September 4, 2014

Human-Based Leadership Rewarded: Employees Strike to Reinstate Former CEO

America’s history is marked with strikes led by under-valued workers demanding treatment as humans instead of a faceless workforce. When grocery store employees decided to strike for two months, the news was ordinary – except that the protest was in support of their former CEO.

After Labor Day weekend, Fast Company posted an article by Jessica Leber about a victory for Market Basket employees – the board approved the ousted and beloved CEO, Arthur T. Demoulas, to again control the business.
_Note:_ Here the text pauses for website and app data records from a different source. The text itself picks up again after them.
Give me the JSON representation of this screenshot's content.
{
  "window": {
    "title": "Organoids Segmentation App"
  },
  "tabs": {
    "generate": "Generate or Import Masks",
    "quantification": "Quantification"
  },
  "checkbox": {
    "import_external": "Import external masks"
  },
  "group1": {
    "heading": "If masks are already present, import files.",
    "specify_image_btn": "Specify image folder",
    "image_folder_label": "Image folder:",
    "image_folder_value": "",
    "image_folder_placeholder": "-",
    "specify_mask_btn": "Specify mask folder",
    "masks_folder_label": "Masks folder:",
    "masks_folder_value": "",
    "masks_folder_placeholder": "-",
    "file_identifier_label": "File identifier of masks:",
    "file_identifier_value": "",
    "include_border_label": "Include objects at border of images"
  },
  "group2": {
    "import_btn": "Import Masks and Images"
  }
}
Throughout the community, T. Demoulas was respected for treating employees with dignity — he invested profit shares to the happiness of employees, knew long-term staff by name and called employees during times of misfortune.

T. Demoulas was removed from his position as CEO of Market Basket when his cousin, Arthur S. Demoulas, won control of the New England grocery chain during a court battle. S. Demoulas wasn’t evil, but he fell into a common pitfall – running a business for the sole benefit of shareholders. Employees and customers ended the strike and boycott when Market Basket’s board allowed T. Demoulas to purchase a majority share of stock, thus reinstating his role as CEO.
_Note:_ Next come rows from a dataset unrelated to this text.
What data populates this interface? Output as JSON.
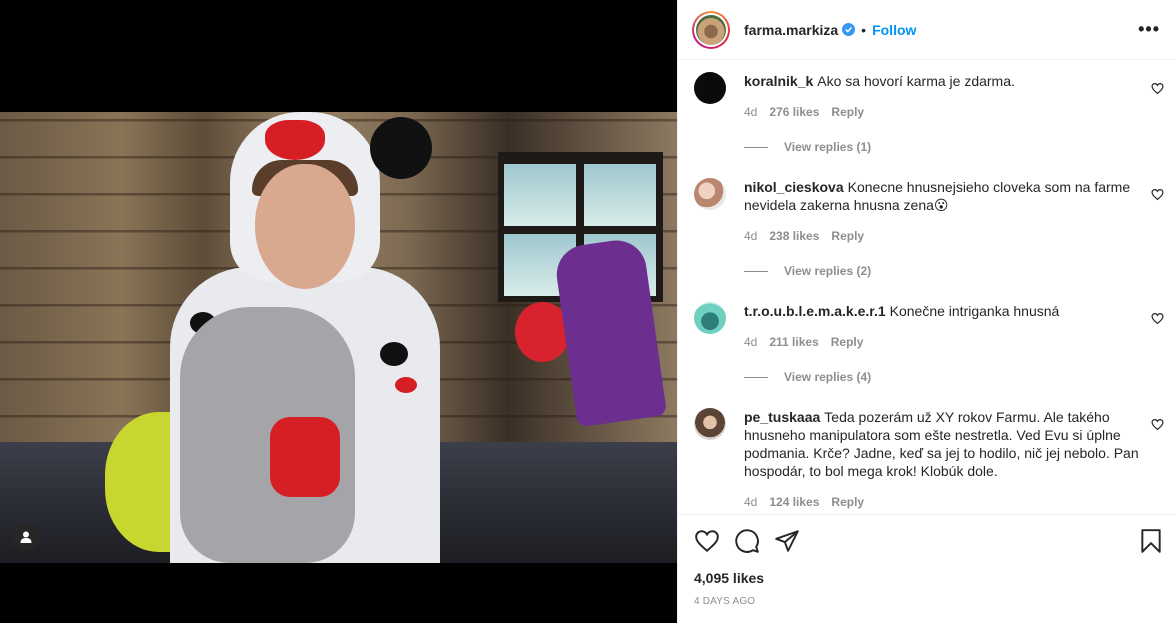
{
  "header": {
    "username": "farma.markiza",
    "separator": "•",
    "follow_label": "Follow",
    "more_label": "•••"
  },
  "comments": [
    {
      "username": "koralnik_k",
      "text": "Ako sa hovorí karma je zdarma.",
      "age": "4d",
      "likes": "276 likes",
      "reply_label": "Reply",
      "view_replies": "View replies (1)",
      "avatar_color": "#0b0b0b"
    },
    {
      "username": "nikol_cieskova",
      "text": "Konecne hnusnejsieho cloveka som na farme nevidela zakerna hnusna zena😮",
      "age": "4d",
      "likes": "238 likes",
      "reply_label": "Reply",
      "view_replies": "View replies (2)",
      "avatar_color": "#c8a58d"
    },
    {
      "username": "t.r.o.u.b.l.e.m.a.k.e.r.1",
      "text": "Konečne intriganka hnusná",
      "age": "4d",
      "likes": "211 likes",
      "reply_label": "Reply",
      "view_replies": "View replies (4)",
      "avatar_color": "#4fb3a6"
    },
    {
      "username": "pe_tuskaaa",
      "text": "Teda pozerám už XY rokov Farmu. Ale takého hnusneho manipulatora som ešte nestretla. Ved Evu si úplne podmania. Krče? Jadne, keď sa jej to hodilo, nič jej nebolo. Pan hospodár, to bol mega krok! Klobúk dole.",
      "age": "4d",
      "likes": "124 likes",
      "reply_label": "Reply",
      "avatar_color": "#8a7060"
    }
  ],
  "post": {
    "likes": "4,095 likes",
    "date": "4 DAYS AGO"
  },
  "colors": {
    "accent": "#0095f6",
    "muted": "#8e8e8e",
    "text": "#262626"
  }
}
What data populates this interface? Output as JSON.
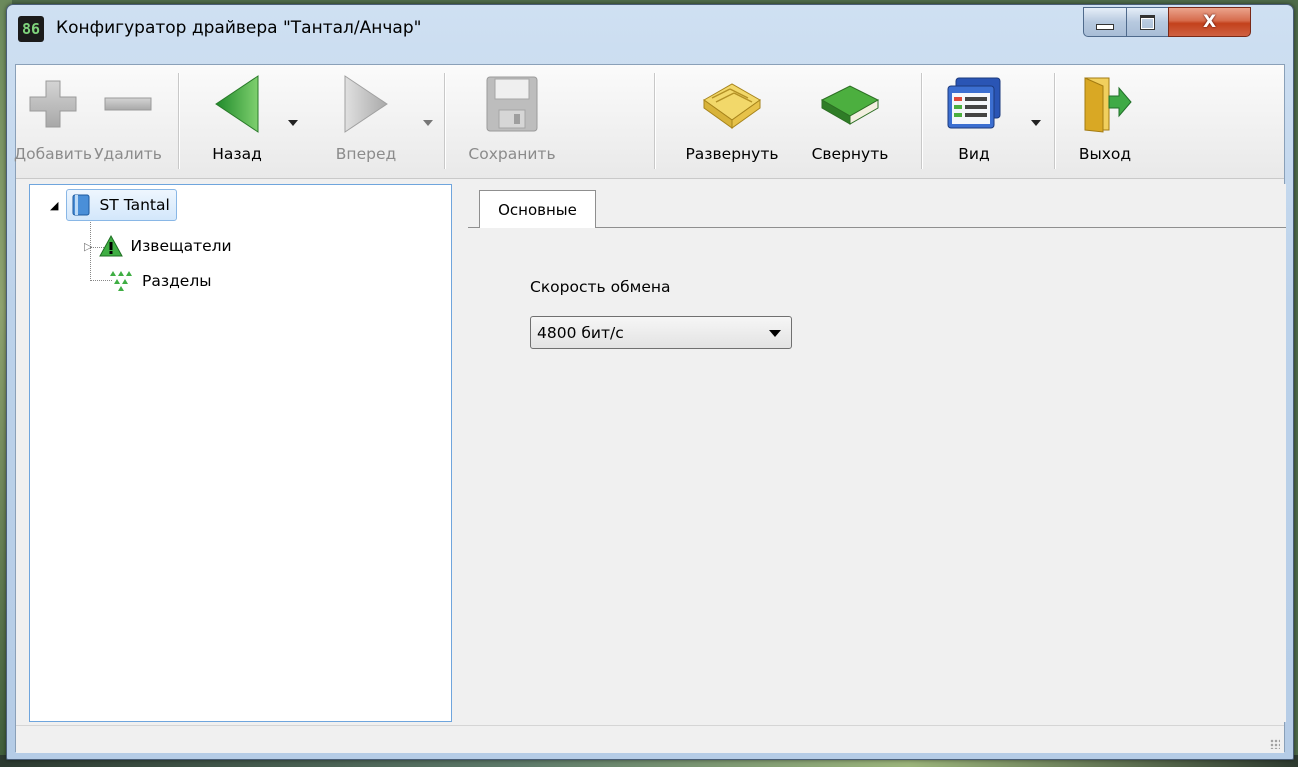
{
  "window": {
    "title": "Конфигуратор драйвера \"Тантал/Анчар\"",
    "app_icon_text": "86"
  },
  "toolbar": {
    "add_label": "Добавить",
    "delete_label": "Удалить",
    "back_label": "Назад",
    "forward_label": "Вперед",
    "save_label": "Сохранить",
    "expand_label": "Развернуть",
    "collapse_label": "Свернуть",
    "view_label": "Вид",
    "exit_label": "Выход"
  },
  "tree": {
    "root_label": "ST Tantal",
    "children": [
      {
        "label": "Извещатели"
      },
      {
        "label": "Разделы"
      }
    ]
  },
  "panel": {
    "tab_label": "Основные",
    "exchange_speed_label": "Скорость обмена",
    "exchange_speed_value": "4800 бит/с"
  },
  "colors": {
    "back_arrow": "#3fae43",
    "disabled_icon": "#b4b4b4",
    "tree_selection": "#d3e7fb",
    "close_button": "#c3411c"
  }
}
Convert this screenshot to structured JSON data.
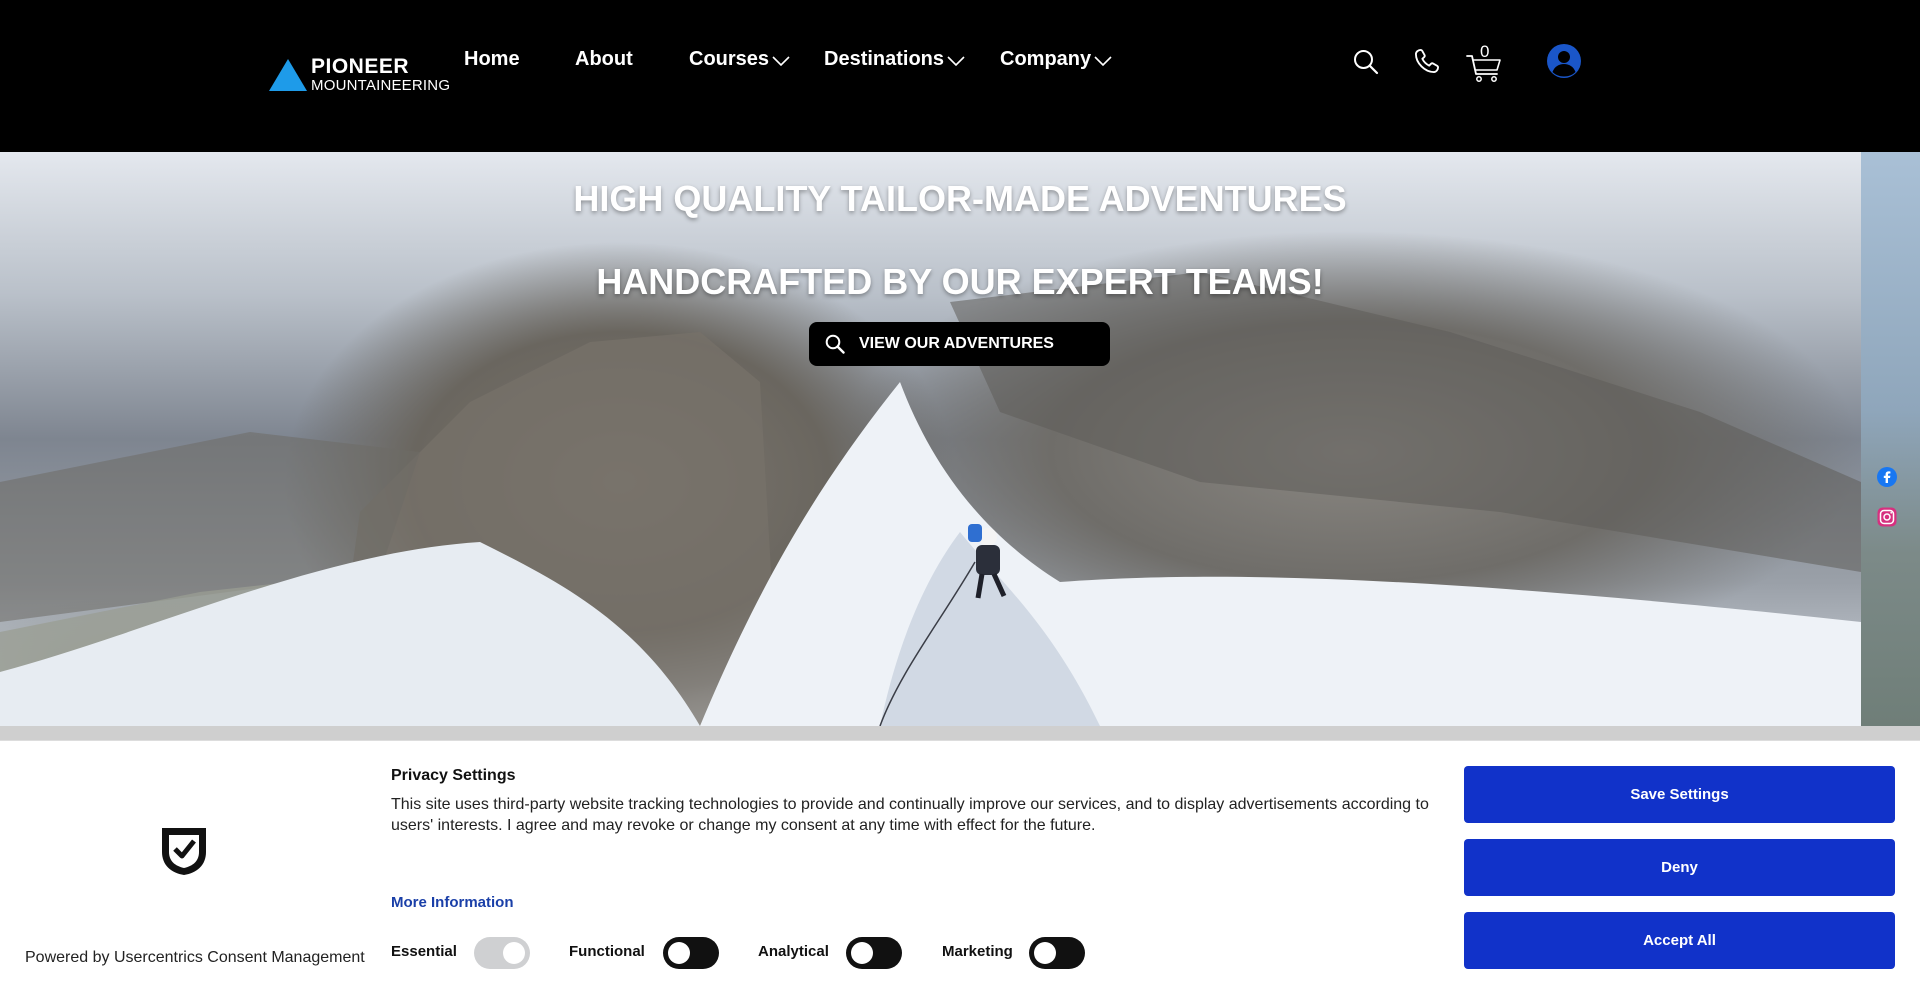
{
  "header": {
    "logo": {
      "line1": "PIONEER",
      "line2": "MOUNTAINEERING",
      "triangle_color": "#1e9be9"
    },
    "nav": [
      {
        "label": "Home",
        "has_dropdown": false
      },
      {
        "label": "About",
        "has_dropdown": false
      },
      {
        "label": "Courses",
        "has_dropdown": true
      },
      {
        "label": "Destinations",
        "has_dropdown": true
      },
      {
        "label": "Company",
        "has_dropdown": true
      }
    ],
    "icons": [
      "search-icon",
      "phone-icon",
      "cart-icon",
      "account-icon"
    ],
    "cart_count": "0",
    "account_color": "#1a56c9"
  },
  "hero": {
    "title_line1": "HIGH QUALITY TAILOR-MADE ADVENTURES",
    "title_line2": "HANDCRAFTED BY OUR EXPERT TEAMS!",
    "cta_label": "VIEW OUR ADVENTURES",
    "social": [
      "facebook-icon",
      "instagram-icon"
    ]
  },
  "consent": {
    "title": "Privacy Settings",
    "text": "This site uses third-party website tracking technologies to provide and continually improve our services, and to display advertisements according to users' interests. I agree and may revoke or change my consent at any time with effect for the future.",
    "more_info": "More Information",
    "powered_by": "Powered by Usercentrics Consent Management",
    "toggles": [
      {
        "label": "Essential",
        "on": true,
        "disabled": true
      },
      {
        "label": "Functional",
        "on": false
      },
      {
        "label": "Analytical",
        "on": false
      },
      {
        "label": "Marketing",
        "on": false
      }
    ],
    "buttons": {
      "save": "Save Settings",
      "deny": "Deny",
      "accept": "Accept All"
    },
    "button_color": "#1132c9"
  }
}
At first glance, the lesson of the strike may appear to be to treat employees well, so employees can protect the c-suite jobs. The real lesson is simple – live by the golden rule. By treating others as they wish to be treated, destructive elements such as greed, distrust and fear are kept at bay. Instead, employees trust their employer and feel safe in their position of employment.

The widely known Hierarchy of Human Needs by Abraham Maslow reinforces the importance to meet employees’ physiological and safety needs. When employees’ do not fear their job or life, they naturally progress to higher achievement and ultimately, self-actualization. This process leads to innovation, high rates of production, loyalty, creativity and leadership. The company is set free of many barriers, opening doors of opportunity.
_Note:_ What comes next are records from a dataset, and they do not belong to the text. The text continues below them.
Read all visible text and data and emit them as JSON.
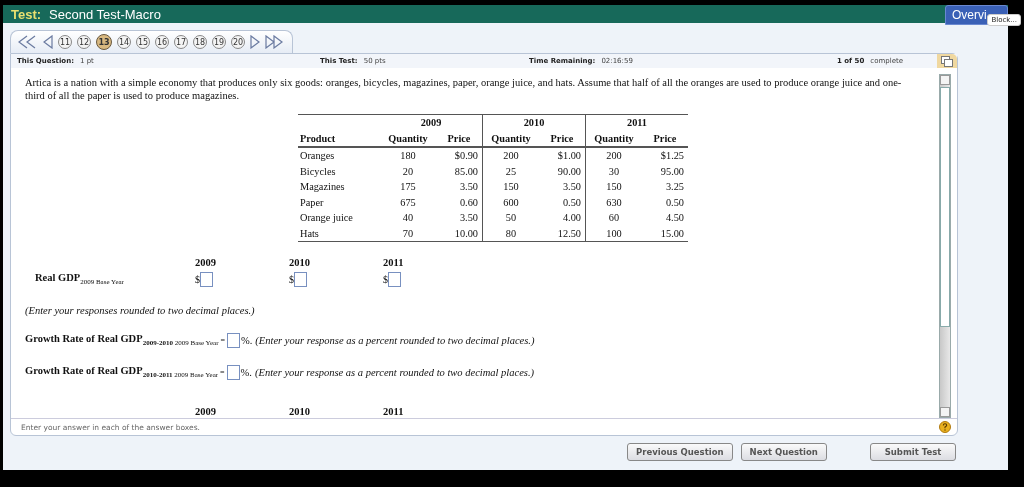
{
  "header": {
    "label": "Test:",
    "title": "Second Test-Macro",
    "overview_button": "Overvi",
    "tooltip": "Block..."
  },
  "question_nav": {
    "items": [
      {
        "kind": "first"
      },
      {
        "kind": "previous"
      },
      {
        "kind": "number",
        "label": "11",
        "selected": false
      },
      {
        "kind": "number",
        "label": "12",
        "selected": false
      },
      {
        "kind": "number",
        "label": "13",
        "selected": true
      },
      {
        "kind": "number",
        "label": "14",
        "selected": false
      },
      {
        "kind": "number",
        "label": "15",
        "selected": false
      },
      {
        "kind": "number",
        "label": "16",
        "selected": false
      },
      {
        "kind": "number",
        "label": "17",
        "selected": false
      },
      {
        "kind": "number",
        "label": "18",
        "selected": false
      },
      {
        "kind": "number",
        "label": "19",
        "selected": false
      },
      {
        "kind": "number",
        "label": "20",
        "selected": false
      },
      {
        "kind": "next"
      },
      {
        "kind": "last"
      }
    ]
  },
  "info_bar": {
    "question_label": "This Question:",
    "question_value": "1 pt",
    "test_label": "This Test:",
    "test_value": "50 pts",
    "time_label": "Time Remaining:",
    "time_value": "02:16:59",
    "progress": "1 of 50",
    "progress_label": "complete"
  },
  "question": {
    "text": "Artica is a nation with a simple economy that produces only six goods: oranges, bicycles, magazines, paper, orange juice, and hats. Assume that half of all the oranges are used to produce orange juice and one-third of all the paper is used to produce magazines.",
    "table": {
      "years": [
        "2009",
        "2010",
        "2011"
      ],
      "columns": [
        "Product",
        "Quantity",
        "Price",
        "Quantity",
        "Price",
        "Quantity",
        "Price"
      ],
      "rows": [
        [
          "Oranges",
          "180",
          "$0.90",
          "200",
          "$1.00",
          "200",
          "$1.25"
        ],
        [
          "Bicycles",
          "20",
          "85.00",
          "25",
          "90.00",
          "30",
          "95.00"
        ],
        [
          "Magazines",
          "175",
          "3.50",
          "150",
          "3.50",
          "150",
          "3.25"
        ],
        [
          "Paper",
          "675",
          "0.60",
          "600",
          "0.50",
          "630",
          "0.50"
        ],
        [
          "Orange juice",
          "40",
          "3.50",
          "50",
          "4.00",
          "60",
          "4.50"
        ],
        [
          "Hats",
          "70",
          "10.00",
          "80",
          "12.50",
          "100",
          "15.00"
        ]
      ]
    },
    "real_gdp": {
      "years": [
        "2009",
        "2010",
        "2011"
      ],
      "label": "Real GDP",
      "base": "2009 Base Year",
      "currency": [
        "$",
        "$",
        "$"
      ]
    },
    "note": "(Enter your responses rounded to two decimal places.)",
    "growth_rates": [
      {
        "label": "Growth Rate of Real GDP",
        "period": "2009-2010",
        "base": "2009 Base Year",
        "equals": "=",
        "unit": "%.",
        "instruction": "(Enter your response as a percent rounded to two decimal places.)"
      },
      {
        "label": "Growth Rate of Real GDP",
        "period": "2010-2011",
        "base": "2009 Base Year",
        "equals": "=",
        "unit": "%.",
        "instruction": "(Enter your response as a percent rounded to two decimal places.)"
      }
    ],
    "next_years": [
      "2009",
      "2010",
      "2011"
    ]
  },
  "hint": "Enter your answer in each of the answer boxes.",
  "buttons": [
    {
      "label": "Previous Question",
      "kind": "nav"
    },
    {
      "label": "Next Question",
      "kind": "nav"
    },
    {
      "label": "Submit Test",
      "kind": "submit"
    }
  ]
}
Employees value feelings of safety and achievement, and are willing to take risks to retain/reinstate human values. Such loyalty can carry organizations through crises, launch periods of innovation, and for Market Basket, reinstate a CEO.